[Start of Attachment]
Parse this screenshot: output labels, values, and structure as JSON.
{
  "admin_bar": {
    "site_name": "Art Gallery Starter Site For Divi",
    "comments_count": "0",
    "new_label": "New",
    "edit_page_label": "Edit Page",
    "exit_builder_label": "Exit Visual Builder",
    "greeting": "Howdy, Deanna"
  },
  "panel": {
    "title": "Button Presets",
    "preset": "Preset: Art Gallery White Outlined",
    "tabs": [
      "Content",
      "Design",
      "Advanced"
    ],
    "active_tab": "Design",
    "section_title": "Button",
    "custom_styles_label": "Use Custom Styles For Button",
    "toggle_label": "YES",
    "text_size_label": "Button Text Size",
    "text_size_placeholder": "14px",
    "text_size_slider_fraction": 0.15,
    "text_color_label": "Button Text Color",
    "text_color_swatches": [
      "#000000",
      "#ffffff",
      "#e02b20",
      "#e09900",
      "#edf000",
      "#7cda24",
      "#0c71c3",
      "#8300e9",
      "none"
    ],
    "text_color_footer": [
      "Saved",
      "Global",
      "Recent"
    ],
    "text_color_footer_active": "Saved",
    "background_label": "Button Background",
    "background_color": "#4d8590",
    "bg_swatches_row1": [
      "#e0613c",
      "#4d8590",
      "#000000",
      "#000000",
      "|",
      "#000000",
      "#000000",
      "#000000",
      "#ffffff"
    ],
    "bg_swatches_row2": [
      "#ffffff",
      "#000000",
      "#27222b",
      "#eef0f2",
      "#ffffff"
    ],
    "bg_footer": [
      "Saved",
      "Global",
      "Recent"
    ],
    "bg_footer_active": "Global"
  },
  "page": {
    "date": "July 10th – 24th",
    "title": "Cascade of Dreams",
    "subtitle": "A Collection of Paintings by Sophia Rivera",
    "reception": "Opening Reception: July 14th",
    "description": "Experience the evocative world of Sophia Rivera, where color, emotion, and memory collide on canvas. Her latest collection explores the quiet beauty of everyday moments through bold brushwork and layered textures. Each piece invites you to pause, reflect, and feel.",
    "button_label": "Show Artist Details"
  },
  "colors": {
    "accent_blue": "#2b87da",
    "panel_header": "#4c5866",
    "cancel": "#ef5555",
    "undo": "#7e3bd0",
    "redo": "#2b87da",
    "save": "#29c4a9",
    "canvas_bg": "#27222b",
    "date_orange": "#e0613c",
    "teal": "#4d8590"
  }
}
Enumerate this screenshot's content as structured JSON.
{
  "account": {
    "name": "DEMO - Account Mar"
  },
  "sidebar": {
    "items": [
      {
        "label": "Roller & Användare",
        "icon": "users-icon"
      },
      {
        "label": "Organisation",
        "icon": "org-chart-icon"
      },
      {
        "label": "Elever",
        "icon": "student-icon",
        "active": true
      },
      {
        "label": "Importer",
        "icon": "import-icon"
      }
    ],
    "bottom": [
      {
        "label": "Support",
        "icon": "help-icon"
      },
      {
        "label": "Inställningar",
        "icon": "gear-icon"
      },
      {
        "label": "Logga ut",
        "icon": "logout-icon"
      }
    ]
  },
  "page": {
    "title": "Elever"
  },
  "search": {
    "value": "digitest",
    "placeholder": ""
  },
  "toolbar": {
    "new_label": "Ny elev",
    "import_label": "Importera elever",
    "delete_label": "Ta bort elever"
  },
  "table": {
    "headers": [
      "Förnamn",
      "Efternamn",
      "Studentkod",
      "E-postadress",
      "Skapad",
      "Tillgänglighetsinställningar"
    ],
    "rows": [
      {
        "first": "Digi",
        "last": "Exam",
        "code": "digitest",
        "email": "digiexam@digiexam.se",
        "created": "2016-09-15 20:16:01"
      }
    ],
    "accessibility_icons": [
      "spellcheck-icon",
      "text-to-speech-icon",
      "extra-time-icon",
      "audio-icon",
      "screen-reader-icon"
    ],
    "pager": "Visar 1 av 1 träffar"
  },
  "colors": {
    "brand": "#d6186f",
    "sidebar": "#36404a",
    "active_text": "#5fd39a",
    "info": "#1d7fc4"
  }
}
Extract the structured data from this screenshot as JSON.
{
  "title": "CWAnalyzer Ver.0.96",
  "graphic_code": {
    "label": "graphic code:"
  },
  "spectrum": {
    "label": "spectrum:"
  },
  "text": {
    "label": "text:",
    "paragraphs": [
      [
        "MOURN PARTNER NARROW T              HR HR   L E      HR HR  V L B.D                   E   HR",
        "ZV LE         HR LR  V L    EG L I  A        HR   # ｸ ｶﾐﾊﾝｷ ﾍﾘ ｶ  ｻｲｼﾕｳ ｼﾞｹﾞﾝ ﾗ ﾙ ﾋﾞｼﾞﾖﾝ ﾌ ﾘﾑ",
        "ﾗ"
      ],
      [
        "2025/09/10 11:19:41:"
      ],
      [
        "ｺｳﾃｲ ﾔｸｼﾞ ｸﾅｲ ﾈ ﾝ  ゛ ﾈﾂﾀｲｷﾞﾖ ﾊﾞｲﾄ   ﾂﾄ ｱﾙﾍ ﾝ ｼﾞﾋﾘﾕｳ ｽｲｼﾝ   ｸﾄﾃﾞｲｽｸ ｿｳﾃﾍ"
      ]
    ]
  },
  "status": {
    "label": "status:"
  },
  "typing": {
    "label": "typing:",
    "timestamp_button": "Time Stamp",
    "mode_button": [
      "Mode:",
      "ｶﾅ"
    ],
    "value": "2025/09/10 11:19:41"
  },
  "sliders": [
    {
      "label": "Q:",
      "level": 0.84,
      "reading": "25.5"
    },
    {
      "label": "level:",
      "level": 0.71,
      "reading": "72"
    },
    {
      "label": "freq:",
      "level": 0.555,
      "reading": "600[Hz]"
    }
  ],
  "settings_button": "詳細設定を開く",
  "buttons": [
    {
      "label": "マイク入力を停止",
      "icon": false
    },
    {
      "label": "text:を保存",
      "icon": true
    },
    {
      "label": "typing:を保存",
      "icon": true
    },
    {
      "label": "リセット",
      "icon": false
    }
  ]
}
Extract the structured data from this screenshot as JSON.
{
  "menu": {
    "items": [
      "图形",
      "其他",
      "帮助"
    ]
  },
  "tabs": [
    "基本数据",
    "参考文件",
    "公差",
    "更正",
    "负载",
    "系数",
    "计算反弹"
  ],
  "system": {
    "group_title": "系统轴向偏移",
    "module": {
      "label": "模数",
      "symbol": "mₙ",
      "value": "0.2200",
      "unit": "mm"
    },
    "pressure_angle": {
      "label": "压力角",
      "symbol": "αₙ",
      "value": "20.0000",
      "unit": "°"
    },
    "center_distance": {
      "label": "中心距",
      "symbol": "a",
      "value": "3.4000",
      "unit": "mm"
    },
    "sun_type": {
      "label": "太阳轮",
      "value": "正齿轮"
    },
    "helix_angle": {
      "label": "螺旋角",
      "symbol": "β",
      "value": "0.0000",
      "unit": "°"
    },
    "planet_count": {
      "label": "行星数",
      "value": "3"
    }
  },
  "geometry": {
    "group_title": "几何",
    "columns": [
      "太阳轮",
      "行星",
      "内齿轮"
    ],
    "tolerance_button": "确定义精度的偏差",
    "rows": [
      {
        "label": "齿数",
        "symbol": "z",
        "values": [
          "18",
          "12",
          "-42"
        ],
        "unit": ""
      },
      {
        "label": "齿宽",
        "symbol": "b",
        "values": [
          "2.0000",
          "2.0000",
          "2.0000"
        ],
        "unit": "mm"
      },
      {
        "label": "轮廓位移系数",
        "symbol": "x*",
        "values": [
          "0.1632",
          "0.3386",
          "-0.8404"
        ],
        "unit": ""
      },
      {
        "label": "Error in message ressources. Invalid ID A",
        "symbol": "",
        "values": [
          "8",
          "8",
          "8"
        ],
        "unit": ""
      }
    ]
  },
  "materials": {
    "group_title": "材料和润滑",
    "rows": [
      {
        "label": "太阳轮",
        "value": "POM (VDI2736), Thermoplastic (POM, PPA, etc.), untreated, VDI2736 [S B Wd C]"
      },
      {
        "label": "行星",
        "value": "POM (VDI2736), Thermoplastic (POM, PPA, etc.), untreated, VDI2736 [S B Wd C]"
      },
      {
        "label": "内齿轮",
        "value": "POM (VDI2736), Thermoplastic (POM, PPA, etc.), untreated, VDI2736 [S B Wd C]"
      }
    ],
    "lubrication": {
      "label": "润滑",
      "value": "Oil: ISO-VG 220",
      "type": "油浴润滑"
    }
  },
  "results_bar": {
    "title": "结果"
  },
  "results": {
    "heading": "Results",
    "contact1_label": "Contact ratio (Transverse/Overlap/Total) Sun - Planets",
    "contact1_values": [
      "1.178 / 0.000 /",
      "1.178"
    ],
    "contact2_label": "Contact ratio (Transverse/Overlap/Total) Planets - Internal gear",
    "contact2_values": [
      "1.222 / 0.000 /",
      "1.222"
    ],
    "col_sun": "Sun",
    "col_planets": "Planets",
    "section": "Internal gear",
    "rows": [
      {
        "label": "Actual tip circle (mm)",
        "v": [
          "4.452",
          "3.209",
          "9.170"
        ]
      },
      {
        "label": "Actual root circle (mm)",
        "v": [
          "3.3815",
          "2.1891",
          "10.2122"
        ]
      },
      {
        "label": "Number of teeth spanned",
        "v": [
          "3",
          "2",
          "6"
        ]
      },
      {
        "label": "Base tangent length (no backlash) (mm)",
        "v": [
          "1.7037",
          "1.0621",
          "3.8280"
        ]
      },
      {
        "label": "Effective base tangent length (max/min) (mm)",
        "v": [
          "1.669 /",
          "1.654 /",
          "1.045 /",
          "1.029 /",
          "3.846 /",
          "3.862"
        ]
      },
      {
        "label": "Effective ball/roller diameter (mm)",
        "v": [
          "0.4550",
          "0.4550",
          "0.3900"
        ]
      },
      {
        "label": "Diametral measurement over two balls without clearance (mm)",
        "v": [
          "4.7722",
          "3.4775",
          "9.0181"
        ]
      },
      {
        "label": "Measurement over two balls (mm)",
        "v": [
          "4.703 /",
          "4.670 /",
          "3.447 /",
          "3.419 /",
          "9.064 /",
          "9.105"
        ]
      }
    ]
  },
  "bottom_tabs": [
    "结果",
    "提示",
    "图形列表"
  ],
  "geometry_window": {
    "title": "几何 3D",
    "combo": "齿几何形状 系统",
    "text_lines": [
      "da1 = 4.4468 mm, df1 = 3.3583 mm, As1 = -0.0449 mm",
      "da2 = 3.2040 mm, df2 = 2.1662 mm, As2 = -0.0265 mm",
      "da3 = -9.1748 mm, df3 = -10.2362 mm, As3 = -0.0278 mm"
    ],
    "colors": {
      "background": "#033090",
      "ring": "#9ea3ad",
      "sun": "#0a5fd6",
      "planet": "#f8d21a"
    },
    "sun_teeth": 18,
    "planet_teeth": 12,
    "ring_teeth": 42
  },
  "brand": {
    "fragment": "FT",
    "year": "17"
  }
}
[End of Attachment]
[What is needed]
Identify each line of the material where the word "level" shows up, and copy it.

[Output of the exercise]
      "level": 0.84,
      "label": "level:",
      "level": 0.71,
      "level": 0.555,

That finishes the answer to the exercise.